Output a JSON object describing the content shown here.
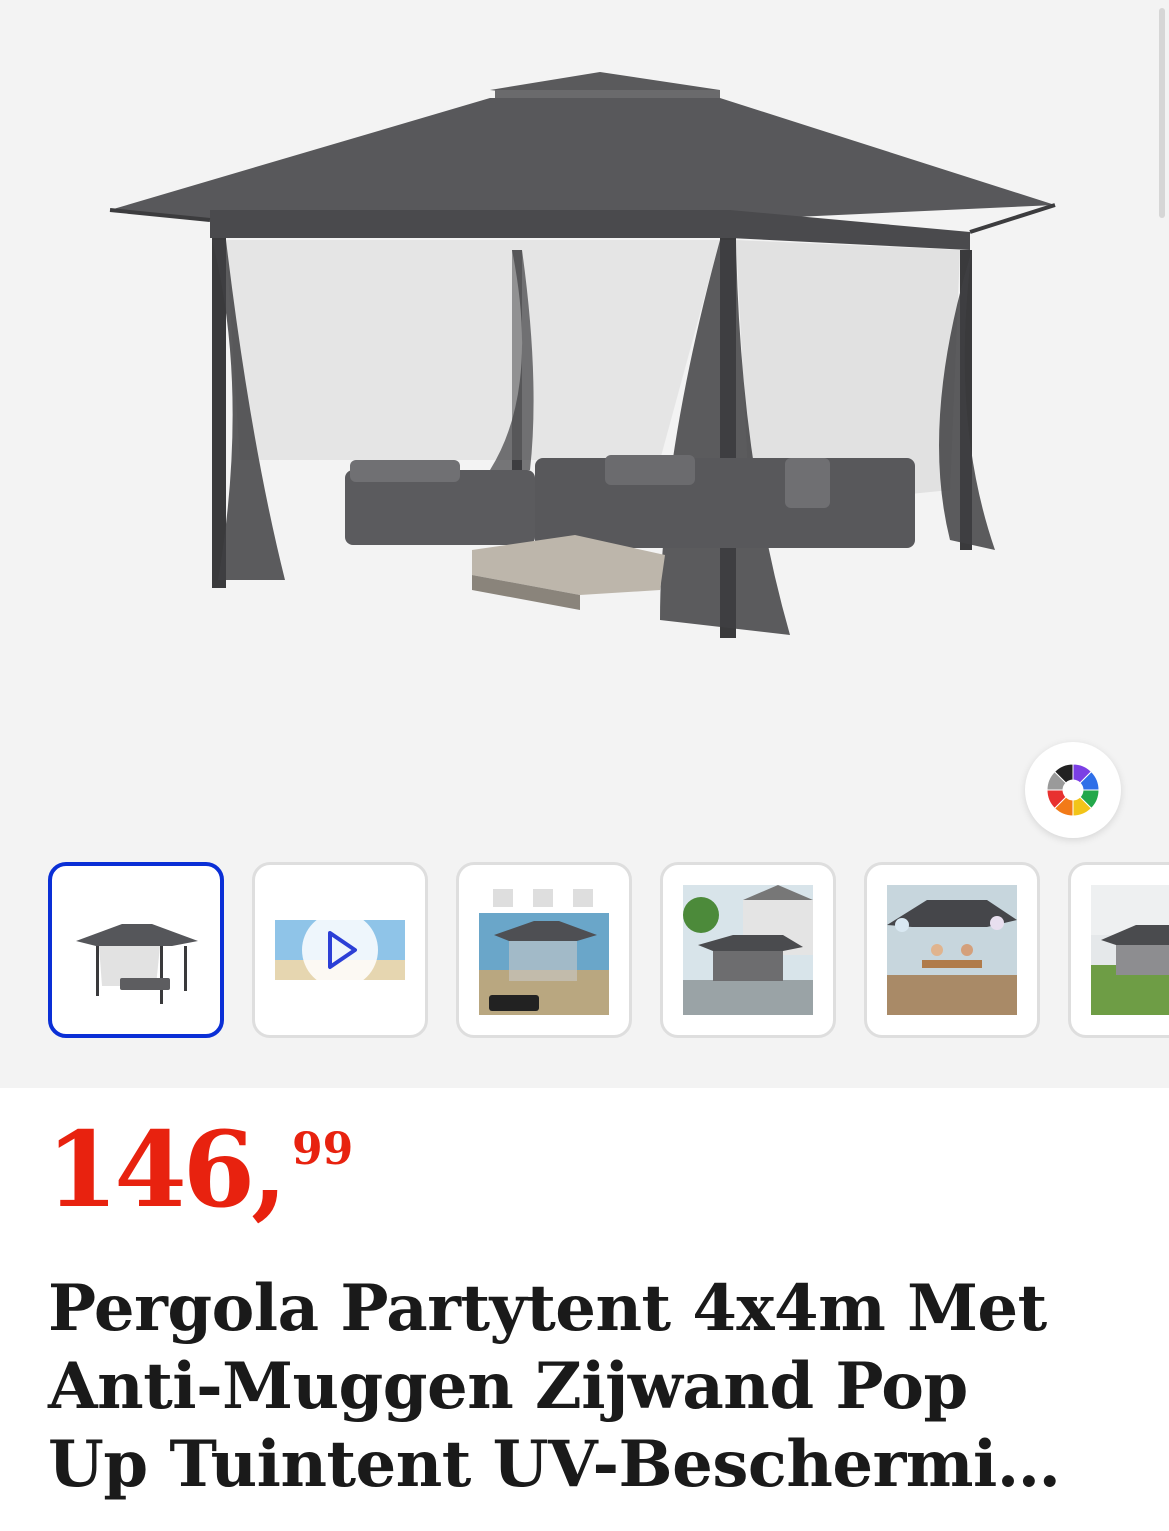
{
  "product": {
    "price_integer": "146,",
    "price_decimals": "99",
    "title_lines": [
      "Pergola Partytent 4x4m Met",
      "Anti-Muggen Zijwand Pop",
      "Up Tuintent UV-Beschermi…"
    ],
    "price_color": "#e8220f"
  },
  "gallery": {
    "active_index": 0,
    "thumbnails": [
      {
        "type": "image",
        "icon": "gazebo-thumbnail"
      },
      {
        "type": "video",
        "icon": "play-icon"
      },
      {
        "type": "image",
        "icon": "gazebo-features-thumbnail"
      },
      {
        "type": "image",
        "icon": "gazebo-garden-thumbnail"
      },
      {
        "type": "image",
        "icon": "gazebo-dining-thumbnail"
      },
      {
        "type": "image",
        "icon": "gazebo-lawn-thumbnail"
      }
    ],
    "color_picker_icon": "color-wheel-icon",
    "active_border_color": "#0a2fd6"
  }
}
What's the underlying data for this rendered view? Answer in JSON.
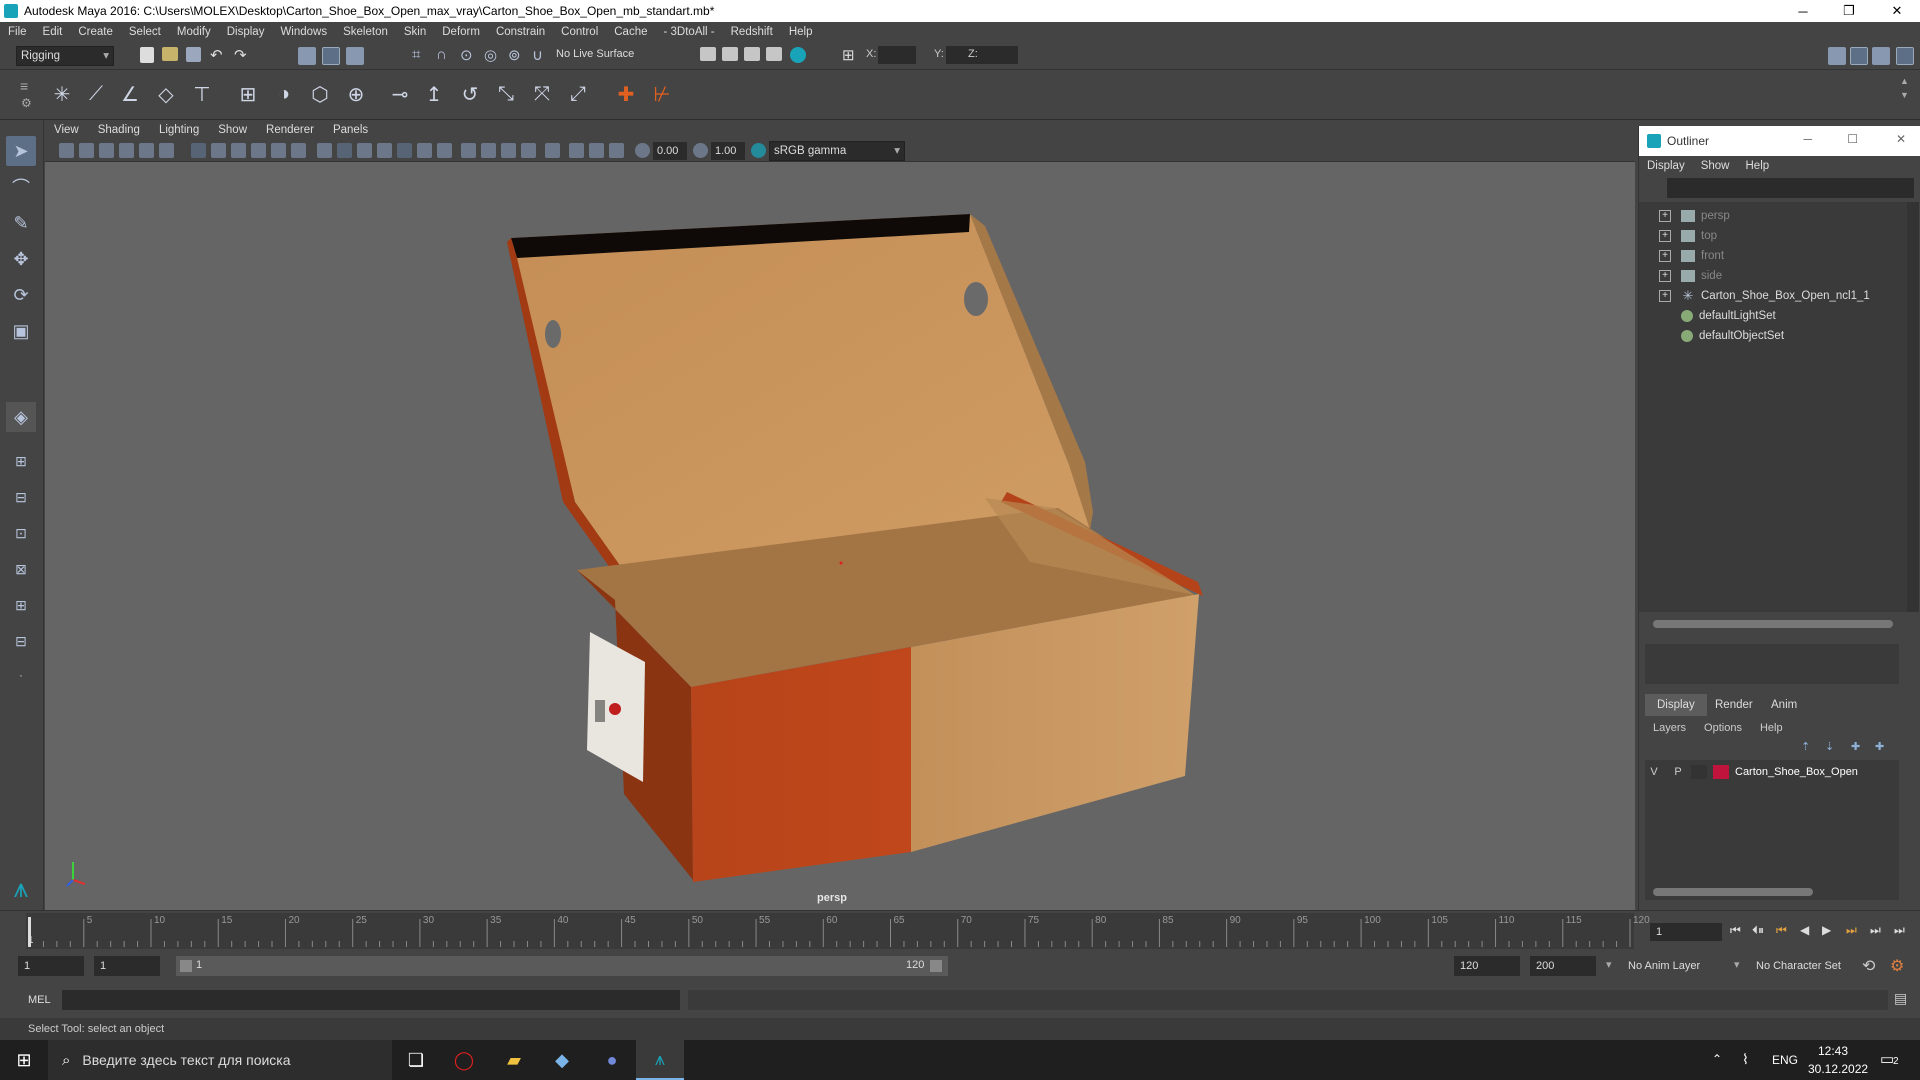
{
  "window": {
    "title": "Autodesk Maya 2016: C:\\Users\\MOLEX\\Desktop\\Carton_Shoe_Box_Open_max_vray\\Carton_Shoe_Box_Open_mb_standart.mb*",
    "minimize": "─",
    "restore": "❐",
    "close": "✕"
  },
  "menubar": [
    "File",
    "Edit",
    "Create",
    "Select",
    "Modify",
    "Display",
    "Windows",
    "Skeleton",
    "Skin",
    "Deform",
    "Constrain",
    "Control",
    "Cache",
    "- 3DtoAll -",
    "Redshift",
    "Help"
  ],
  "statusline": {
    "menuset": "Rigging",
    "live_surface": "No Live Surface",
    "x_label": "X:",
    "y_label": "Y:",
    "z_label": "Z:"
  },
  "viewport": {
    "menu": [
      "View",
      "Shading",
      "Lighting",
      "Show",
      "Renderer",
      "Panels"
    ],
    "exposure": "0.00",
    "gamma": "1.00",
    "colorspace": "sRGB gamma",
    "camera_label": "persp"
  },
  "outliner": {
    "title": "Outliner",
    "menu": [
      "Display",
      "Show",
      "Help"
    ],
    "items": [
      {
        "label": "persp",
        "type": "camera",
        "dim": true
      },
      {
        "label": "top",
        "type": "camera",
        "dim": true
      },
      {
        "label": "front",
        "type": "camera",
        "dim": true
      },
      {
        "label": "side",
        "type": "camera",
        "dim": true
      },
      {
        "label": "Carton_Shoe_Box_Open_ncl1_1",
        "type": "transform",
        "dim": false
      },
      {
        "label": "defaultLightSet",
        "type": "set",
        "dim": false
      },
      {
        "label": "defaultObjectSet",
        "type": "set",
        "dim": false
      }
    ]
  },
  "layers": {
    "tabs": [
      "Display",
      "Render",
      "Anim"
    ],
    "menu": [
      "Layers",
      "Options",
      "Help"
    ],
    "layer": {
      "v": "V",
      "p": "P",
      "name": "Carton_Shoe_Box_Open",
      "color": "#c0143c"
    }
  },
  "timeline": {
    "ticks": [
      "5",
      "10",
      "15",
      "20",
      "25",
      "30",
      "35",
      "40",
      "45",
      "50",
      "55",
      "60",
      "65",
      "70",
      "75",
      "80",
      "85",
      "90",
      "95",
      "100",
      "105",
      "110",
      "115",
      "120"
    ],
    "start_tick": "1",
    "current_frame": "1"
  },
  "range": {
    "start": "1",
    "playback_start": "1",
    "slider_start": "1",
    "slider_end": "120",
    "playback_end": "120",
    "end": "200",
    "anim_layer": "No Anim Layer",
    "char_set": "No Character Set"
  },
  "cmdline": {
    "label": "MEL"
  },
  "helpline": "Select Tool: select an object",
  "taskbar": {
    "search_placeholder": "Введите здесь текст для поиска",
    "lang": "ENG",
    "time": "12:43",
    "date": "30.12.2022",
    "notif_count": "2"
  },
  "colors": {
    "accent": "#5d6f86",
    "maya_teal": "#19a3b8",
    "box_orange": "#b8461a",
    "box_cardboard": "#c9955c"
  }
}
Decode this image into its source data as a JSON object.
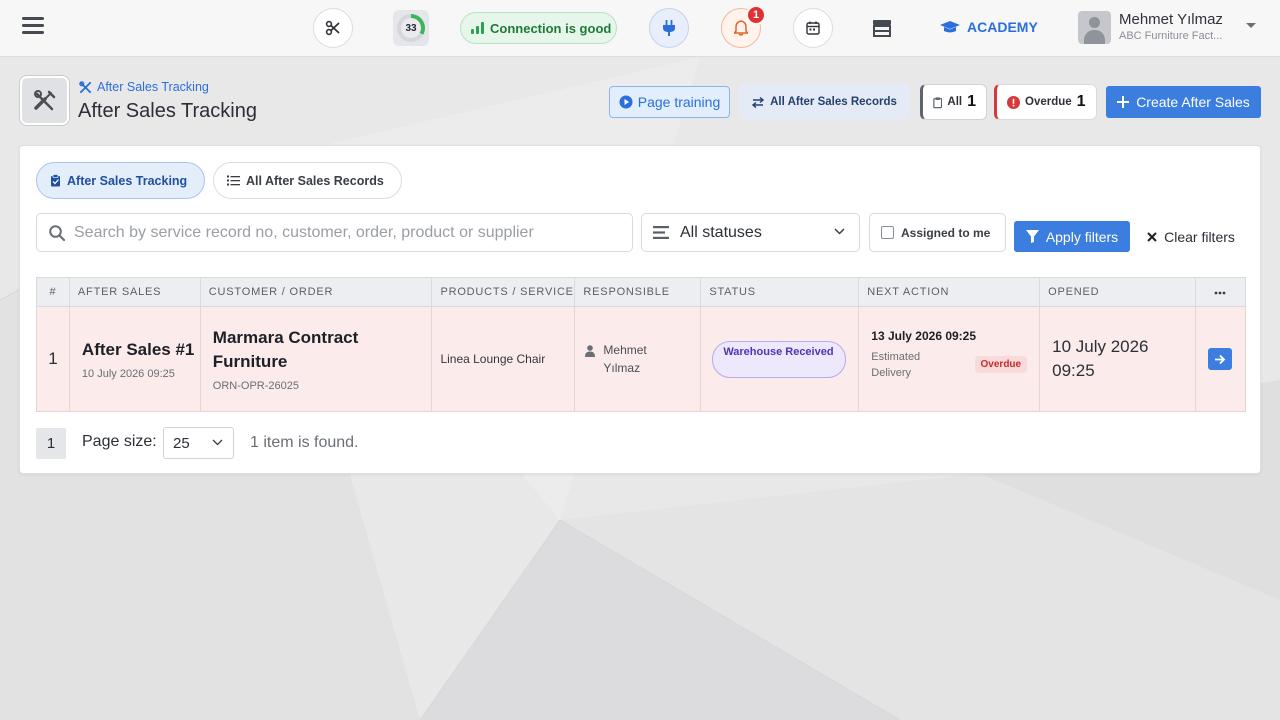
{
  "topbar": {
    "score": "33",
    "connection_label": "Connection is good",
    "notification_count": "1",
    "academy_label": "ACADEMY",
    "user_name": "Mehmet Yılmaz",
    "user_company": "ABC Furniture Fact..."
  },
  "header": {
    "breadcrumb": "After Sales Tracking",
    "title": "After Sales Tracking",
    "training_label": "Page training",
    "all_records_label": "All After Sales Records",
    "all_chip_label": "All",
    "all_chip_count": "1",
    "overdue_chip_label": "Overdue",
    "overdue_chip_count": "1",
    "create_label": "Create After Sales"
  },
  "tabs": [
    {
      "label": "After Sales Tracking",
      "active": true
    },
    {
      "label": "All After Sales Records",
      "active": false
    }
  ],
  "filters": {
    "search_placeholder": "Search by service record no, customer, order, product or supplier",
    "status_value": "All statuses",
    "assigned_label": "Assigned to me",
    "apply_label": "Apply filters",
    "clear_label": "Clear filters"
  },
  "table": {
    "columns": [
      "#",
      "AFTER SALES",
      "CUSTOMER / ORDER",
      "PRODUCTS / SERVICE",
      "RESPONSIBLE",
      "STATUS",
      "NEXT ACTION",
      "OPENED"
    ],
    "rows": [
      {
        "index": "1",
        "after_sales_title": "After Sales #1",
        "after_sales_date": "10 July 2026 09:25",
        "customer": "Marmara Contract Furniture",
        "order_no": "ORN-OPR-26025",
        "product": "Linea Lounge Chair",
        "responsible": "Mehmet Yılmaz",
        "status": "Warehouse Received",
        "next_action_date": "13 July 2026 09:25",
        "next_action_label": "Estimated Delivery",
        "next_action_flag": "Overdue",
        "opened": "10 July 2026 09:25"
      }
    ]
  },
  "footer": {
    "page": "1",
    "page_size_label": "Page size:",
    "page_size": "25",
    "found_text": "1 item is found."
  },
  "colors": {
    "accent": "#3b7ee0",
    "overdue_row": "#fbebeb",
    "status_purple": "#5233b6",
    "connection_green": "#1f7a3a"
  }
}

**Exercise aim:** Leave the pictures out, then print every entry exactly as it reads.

**Solution to this task:**
Output a JSON object describing the content shown here.
{
  "product": {
    "price_integer": "146,",
    "price_decimals": "99",
    "title_lines": [
      "Pergola Partytent 4x4m Met",
      "Anti-Muggen Zijwand Pop",
      "Up Tuintent UV-Beschermi…"
    ],
    "price_color": "#e8220f"
  },
  "gallery": {
    "active_index": 0,
    "thumbnails": [
      {
        "type": "image",
        "icon": "gazebo-thumbnail"
      },
      {
        "type": "video",
        "icon": "play-icon"
      },
      {
        "type": "image",
        "icon": "gazebo-features-thumbnail"
      },
      {
        "type": "image",
        "icon": "gazebo-garden-thumbnail"
      },
      {
        "type": "image",
        "icon": "gazebo-dining-thumbnail"
      },
      {
        "type": "image",
        "icon": "gazebo-lawn-thumbnail"
      }
    ],
    "color_picker_icon": "color-wheel-icon",
    "active_border_color": "#0a2fd6"
  }
}
What's the underlying data for this rendered view? Answer in JSON.
{
  "window": {
    "title": "Autodesk Maya 2016: C:\\Users\\MOLEX\\Desktop\\Carton_Shoe_Box_Open_max_vray\\Carton_Shoe_Box_Open_mb_standart.mb*",
    "minimize": "─",
    "restore": "❐",
    "close": "✕"
  },
  "menubar": [
    "File",
    "Edit",
    "Create",
    "Select",
    "Modify",
    "Display",
    "Windows",
    "Skeleton",
    "Skin",
    "Deform",
    "Constrain",
    "Control",
    "Cache",
    "- 3DtoAll -",
    "Redshift",
    "Help"
  ],
  "statusline": {
    "menuset": "Rigging",
    "live_surface": "No Live Surface",
    "x_label": "X:",
    "y_label": "Y:",
    "z_label": "Z:"
  },
  "viewport": {
    "menu": [
      "View",
      "Shading",
      "Lighting",
      "Show",
      "Renderer",
      "Panels"
    ],
    "exposure": "0.00",
    "gamma": "1.00",
    "colorspace": "sRGB gamma",
    "camera_label": "persp"
  },
  "outliner": {
    "title": "Outliner",
    "menu": [
      "Display",
      "Show",
      "Help"
    ],
    "items": [
      {
        "label": "persp",
        "type": "camera",
        "dim": true
      },
      {
        "label": "top",
        "type": "camera",
        "dim": true
      },
      {
        "label": "front",
        "type": "camera",
        "dim": true
      },
      {
        "label": "side",
        "type": "camera",
        "dim": true
      },
      {
        "label": "Carton_Shoe_Box_Open_ncl1_1",
        "type": "transform",
        "dim": false
      },
      {
        "label": "defaultLightSet",
        "type": "set",
        "dim": false
      },
      {
        "label": "defaultObjectSet",
        "type": "set",
        "dim": false
      }
    ]
  },
  "layers": {
    "tabs": [
      "Display",
      "Render",
      "Anim"
    ],
    "menu": [
      "Layers",
      "Options",
      "Help"
    ],
    "layer": {
      "v": "V",
      "p": "P",
      "name": "Carton_Shoe_Box_Open",
      "color": "#c0143c"
    }
  },
  "timeline": {
    "ticks": [
      "5",
      "10",
      "15",
      "20",
      "25",
      "30",
      "35",
      "40",
      "45",
      "50",
      "55",
      "60",
      "65",
      "70",
      "75",
      "80",
      "85",
      "90",
      "95",
      "100",
      "105",
      "110",
      "115",
      "120"
    ],
    "start_tick": "1",
    "current_frame": "1"
  },
  "range": {
    "start": "1",
    "playback_start": "1",
    "slider_start": "1",
    "slider_end": "120",
    "playback_end": "120",
    "end": "200",
    "anim_layer": "No Anim Layer",
    "char_set": "No Character Set"
  },
  "cmdline": {
    "label": "MEL"
  },
  "helpline": "Select Tool: select an object",
  "taskbar": {
    "search_placeholder": "Введите здесь текст для поиска",
    "lang": "ENG",
    "time": "12:43",
    "date": "30.12.2022",
    "notif_count": "2"
  },
  "colors": {
    "accent": "#5d6f86",
    "maya_teal": "#19a3b8",
    "box_orange": "#b8461a",
    "box_cardboard": "#c9955c"
  }
}
Decode this image into its source data as a JSON object.
{
  "topbar": {
    "score": "33",
    "connection_label": "Connection is good",
    "notification_count": "1",
    "academy_label": "ACADEMY",
    "user_name": "Mehmet Yılmaz",
    "user_company": "ABC Furniture Fact..."
  },
  "header": {
    "breadcrumb": "After Sales Tracking",
    "title": "After Sales Tracking",
    "training_label": "Page training",
    "all_records_label": "All After Sales Records",
    "all_chip_label": "All",
    "all_chip_count": "1",
    "overdue_chip_label": "Overdue",
    "overdue_chip_count": "1",
    "create_label": "Create After Sales"
  },
  "tabs": [
    {
      "label": "After Sales Tracking",
      "active": true
    },
    {
      "label": "All After Sales Records",
      "active": false
    }
  ],
  "filters": {
    "search_placeholder": "Search by service record no, customer, order, product or supplier",
    "status_value": "All statuses",
    "assigned_label": "Assigned to me",
    "apply_label": "Apply filters",
    "clear_label": "Clear filters"
  },
  "table": {
    "columns": [
      "#",
      "AFTER SALES",
      "CUSTOMER / ORDER",
      "PRODUCTS / SERVICE",
      "RESPONSIBLE",
      "STATUS",
      "NEXT ACTION",
      "OPENED"
    ],
    "rows": [
      {
        "index": "1",
        "after_sales_title": "After Sales #1",
        "after_sales_date": "10 July 2026 09:25",
        "customer": "Marmara Contract Furniture",
        "order_no": "ORN-OPR-26025",
        "product": "Linea Lounge Chair",
        "responsible": "Mehmet Yılmaz",
        "status": "Warehouse Received",
        "next_action_date": "13 July 2026 09:25",
        "next_action_label": "Estimated Delivery",
        "next_action_flag": "Overdue",
        "opened": "10 July 2026 09:25"
      }
    ]
  },
  "footer": {
    "page": "1",
    "page_size_label": "Page size:",
    "page_size": "25",
    "found_text": "1 item is found."
  },
  "colors": {
    "accent": "#3b7ee0",
    "overdue_row": "#fbebeb",
    "status_purple": "#5233b6",
    "connection_green": "#1f7a3a"
  }
}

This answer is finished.